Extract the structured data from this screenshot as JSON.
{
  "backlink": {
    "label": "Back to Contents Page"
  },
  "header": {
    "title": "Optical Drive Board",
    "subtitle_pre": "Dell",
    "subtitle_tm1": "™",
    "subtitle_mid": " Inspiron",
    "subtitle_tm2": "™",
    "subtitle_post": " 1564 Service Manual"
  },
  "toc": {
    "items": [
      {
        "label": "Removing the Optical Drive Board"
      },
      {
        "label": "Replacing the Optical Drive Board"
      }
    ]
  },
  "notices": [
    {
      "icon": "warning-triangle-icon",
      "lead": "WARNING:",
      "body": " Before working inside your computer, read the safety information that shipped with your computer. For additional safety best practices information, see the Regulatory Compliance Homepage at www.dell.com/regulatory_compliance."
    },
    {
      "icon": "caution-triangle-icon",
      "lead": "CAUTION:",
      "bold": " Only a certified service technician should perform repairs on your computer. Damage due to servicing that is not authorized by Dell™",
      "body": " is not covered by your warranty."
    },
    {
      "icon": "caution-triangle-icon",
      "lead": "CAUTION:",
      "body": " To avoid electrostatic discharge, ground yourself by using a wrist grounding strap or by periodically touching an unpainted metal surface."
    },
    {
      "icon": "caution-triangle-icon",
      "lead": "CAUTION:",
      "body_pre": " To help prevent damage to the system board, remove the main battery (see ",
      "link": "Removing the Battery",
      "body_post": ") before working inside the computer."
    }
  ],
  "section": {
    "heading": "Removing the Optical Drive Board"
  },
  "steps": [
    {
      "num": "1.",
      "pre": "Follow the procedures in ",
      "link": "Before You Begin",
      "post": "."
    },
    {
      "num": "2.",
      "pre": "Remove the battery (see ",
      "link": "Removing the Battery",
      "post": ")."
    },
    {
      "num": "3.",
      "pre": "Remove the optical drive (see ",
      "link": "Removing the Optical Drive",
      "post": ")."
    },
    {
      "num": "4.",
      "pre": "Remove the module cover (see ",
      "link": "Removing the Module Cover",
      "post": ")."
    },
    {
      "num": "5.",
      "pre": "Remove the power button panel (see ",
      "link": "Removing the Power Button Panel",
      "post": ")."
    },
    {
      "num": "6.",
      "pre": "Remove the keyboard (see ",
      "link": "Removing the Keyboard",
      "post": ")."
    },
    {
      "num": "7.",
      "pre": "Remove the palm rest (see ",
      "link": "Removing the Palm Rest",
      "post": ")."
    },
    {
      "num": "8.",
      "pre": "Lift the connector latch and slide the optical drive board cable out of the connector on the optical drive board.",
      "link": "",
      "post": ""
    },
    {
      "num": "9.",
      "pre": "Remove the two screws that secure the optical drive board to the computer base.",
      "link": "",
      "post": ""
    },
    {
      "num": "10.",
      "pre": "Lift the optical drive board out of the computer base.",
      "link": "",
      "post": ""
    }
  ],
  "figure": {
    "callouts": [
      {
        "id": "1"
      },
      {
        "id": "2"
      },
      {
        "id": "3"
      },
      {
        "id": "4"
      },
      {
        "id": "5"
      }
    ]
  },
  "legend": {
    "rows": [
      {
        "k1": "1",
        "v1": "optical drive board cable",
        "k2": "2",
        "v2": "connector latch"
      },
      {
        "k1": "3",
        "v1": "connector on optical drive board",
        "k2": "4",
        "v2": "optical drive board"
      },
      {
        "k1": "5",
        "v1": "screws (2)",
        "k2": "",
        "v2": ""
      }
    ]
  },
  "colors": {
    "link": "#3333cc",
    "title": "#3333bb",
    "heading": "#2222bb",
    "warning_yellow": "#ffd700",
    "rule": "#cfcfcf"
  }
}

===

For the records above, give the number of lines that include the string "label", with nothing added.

3